Police in the state of São Paulo said the shooter, identified as 46-year-old Sidnei Ramis de Araújo, is believed to have been angry over a split with his wife, Isamara Filier, 41, and their son João Victor.
Three other people remain hospitalized, police said, while four people survived the attack unharmed, including one party attendee who managed to flee to a bathroom and phone the police when the shooting began.
Survivors, according to a police spokesman, said that just before midnight, the shooter jumped over a fence surrounding the house, burst through a door and began firing even as he berated Filier for taking their son.
Araújo possibly sought to take advantage of the commotion of New Year’s Eve to disguise the shooting, police said.
One neighbor told local television that he and his family heard shots, but had thought they might be fireworks until one of the wounded ran to their property, bleeding and pleading for help.

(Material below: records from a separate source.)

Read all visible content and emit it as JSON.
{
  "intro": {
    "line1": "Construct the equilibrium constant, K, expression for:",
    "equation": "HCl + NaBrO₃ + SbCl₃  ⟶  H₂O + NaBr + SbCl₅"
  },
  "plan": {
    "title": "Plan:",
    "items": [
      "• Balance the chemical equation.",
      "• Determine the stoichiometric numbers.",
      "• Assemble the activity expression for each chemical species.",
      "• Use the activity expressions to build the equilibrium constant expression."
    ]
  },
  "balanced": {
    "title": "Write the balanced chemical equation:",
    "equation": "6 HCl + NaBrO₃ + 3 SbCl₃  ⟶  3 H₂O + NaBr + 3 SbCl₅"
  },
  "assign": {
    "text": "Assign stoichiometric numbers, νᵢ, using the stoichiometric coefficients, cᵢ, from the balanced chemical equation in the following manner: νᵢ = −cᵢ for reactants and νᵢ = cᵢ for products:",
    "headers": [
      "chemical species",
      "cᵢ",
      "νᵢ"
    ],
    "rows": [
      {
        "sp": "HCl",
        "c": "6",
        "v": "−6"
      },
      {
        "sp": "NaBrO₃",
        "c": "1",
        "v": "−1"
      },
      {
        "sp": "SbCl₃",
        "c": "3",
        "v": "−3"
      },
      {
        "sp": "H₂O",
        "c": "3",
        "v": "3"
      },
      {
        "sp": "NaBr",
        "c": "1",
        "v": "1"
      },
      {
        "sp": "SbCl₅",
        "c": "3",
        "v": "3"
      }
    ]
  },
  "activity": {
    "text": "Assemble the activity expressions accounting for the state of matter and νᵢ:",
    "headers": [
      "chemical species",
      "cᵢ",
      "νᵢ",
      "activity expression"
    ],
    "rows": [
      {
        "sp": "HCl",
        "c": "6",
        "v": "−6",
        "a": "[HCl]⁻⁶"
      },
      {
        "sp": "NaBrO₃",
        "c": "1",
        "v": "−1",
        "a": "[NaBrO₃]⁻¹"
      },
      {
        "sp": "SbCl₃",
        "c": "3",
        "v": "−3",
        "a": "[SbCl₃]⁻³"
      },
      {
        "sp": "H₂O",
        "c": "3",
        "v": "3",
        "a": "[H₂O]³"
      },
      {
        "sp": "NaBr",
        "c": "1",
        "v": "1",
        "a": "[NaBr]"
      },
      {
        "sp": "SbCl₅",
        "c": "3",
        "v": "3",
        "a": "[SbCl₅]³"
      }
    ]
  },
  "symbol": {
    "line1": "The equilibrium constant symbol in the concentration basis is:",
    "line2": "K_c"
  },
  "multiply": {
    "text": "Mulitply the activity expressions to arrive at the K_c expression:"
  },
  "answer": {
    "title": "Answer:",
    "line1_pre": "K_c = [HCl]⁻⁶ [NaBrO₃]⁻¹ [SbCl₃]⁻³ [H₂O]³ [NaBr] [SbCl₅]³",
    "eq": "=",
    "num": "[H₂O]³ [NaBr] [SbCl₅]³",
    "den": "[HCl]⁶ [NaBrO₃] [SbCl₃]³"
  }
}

Despite high rates of crime and violence in Brazil, including significant problems with assaults against women, the attack alarmed Latin America’s biggest country on a holiday associated with family gatherings.
Gun deaths are common in heists, holdups and in confrontations among police, drug gangs and other criminals in Brazil, but targeted mass shootings are rare.
Police said Araújo, reported by local media to be a laboratory technician, used a 9 mm pistol and carried two additional clips, extra ammunition, a knife and unspecified but unused explosives.
Investigators are analyzing the explosives in addition to a cell phone and audio recorder found in a car he parked outside the home to determine whether Araújo left any sort of message about his attack.
Police said they did not yet know if Araújo had a history of violence, or whether he had been known to physically harm or threaten his former wife before the attack.
Campinas, an industrial and university city of over 1 million residents, is located about 100 kilometers (60 miles) northwest of the city of São Paulo, Brazil’s biggest metropolis.
(Reporting by Paulo Prada; Editing by Ruth Pitchford and Alan Crosby)